As usual, the summer is getting busy in Berlin, and there are more and more events and festivals taking place in the next days and weeks. Meanwhile, as I am ready for more adventures outside Berlin, I am trying to get as much as I can from the city, before I am finally enjoying a good vacation. Don't worry, as a travel writer vacation means a lot of work, documentation and writing, but it is the best life I ever had so fully enjoying it.
The last Thursday I went at Tempelhof to visit the International Design Festival. Since it went out of use as an airport - my first visit to the German soil took place at Tempelhof - it is regularly hosting big festivals, concerts and exhibitions. I love the history of the place and the opportunities of the location, but I am not terribly impressed by the interior design of the place. I know that it is cool to look poor and alternative in Berlin, but I am snobbish enough to think that a little bit of cleanliness and a good make-up can make you feel and look better.
The huge space of the hangar was fully used, presenting a variety of objects and projects. From the fine home and kitchen design products, to bikes and cars and industrial design ideas, everything was generously outlined. (For more snapshots, have a look at my dedicated Pinterest board: http://pinterest.com/ilanaontheroad/dmy-2013/) There were a lot of action, music and hipsters, as you can see watching my short YouTube video.
Poland was the guest of honour, and many local schools of design and designers were present. There were a lot of emphasis on recycling and using the natural resources with measure as well as for multifunctional ideas. There were a lot of lightning project, many of them quite interesting in terms of shape and colour.
I loved to talk with the Italian designers, but the Polish young authors, many of them living in Berlin or London, were also keen to present their projects. I visited the location on a mid-day Thursday, and it was plenty of people taking pictures and looking very professionally interested about the exhibits. Many corners made me think about the ideas usually presented in the 60s and 70s, translated in the world of iPads and iPhones. The passionate historian in me found some old DDR objects and some remnant pictures from the Cold War. There were also children with their parents, enjoying the creative yet simple playground, stuffed with wooden toys.
The weakest point of the festival was the fashion design. Some products were raw kitsch, while others were unnoticeable and without any noticeable treat. The idea of many pieces of furniture - some made of recycled paper - was to challenge the classical idea of a room with a sofa, a bed and a TV - you can lay a blanket on the ground and a pillow and read your book for the rest of the evening, for instance.

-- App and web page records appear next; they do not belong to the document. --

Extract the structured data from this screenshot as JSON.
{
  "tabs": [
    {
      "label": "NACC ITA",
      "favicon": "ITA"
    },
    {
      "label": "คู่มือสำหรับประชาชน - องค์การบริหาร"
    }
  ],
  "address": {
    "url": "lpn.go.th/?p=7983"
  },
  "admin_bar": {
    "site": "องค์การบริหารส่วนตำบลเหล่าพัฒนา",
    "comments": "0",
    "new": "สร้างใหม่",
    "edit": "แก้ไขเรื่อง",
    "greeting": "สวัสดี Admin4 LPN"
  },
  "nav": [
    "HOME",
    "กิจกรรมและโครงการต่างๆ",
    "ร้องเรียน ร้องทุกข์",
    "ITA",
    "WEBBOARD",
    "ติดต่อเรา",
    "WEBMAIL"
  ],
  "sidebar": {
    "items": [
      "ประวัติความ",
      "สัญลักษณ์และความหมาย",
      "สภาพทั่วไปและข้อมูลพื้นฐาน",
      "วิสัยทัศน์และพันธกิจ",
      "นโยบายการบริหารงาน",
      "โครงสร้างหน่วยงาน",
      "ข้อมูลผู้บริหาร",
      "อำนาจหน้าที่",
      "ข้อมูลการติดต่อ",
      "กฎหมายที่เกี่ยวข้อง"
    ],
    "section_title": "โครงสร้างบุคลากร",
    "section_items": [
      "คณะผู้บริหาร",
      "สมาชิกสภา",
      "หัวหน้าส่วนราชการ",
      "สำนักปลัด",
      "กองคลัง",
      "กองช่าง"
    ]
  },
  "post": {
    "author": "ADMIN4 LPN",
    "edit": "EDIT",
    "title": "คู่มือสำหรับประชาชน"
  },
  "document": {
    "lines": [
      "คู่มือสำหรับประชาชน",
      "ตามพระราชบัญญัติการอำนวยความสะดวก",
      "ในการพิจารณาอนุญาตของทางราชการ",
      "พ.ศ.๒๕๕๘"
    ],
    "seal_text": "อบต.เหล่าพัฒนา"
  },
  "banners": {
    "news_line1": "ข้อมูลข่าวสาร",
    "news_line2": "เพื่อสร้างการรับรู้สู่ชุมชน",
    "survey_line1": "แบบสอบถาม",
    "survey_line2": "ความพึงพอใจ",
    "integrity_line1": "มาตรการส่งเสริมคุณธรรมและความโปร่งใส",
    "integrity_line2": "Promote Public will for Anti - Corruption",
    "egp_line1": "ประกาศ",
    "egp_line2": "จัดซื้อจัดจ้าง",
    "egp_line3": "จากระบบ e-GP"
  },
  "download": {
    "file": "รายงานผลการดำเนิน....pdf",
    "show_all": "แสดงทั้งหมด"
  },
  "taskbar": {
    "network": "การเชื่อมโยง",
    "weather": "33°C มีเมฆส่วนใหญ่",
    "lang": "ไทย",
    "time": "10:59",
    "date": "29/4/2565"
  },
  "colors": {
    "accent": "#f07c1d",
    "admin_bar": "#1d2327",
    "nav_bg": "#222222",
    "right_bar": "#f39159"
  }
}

|As usual in Berlin, the old and new are always connected|
|Shoes made by a Polish designer|
|Love the colour and the shape of those lamps|
|Dance with me around the clock|
|My favourite model.|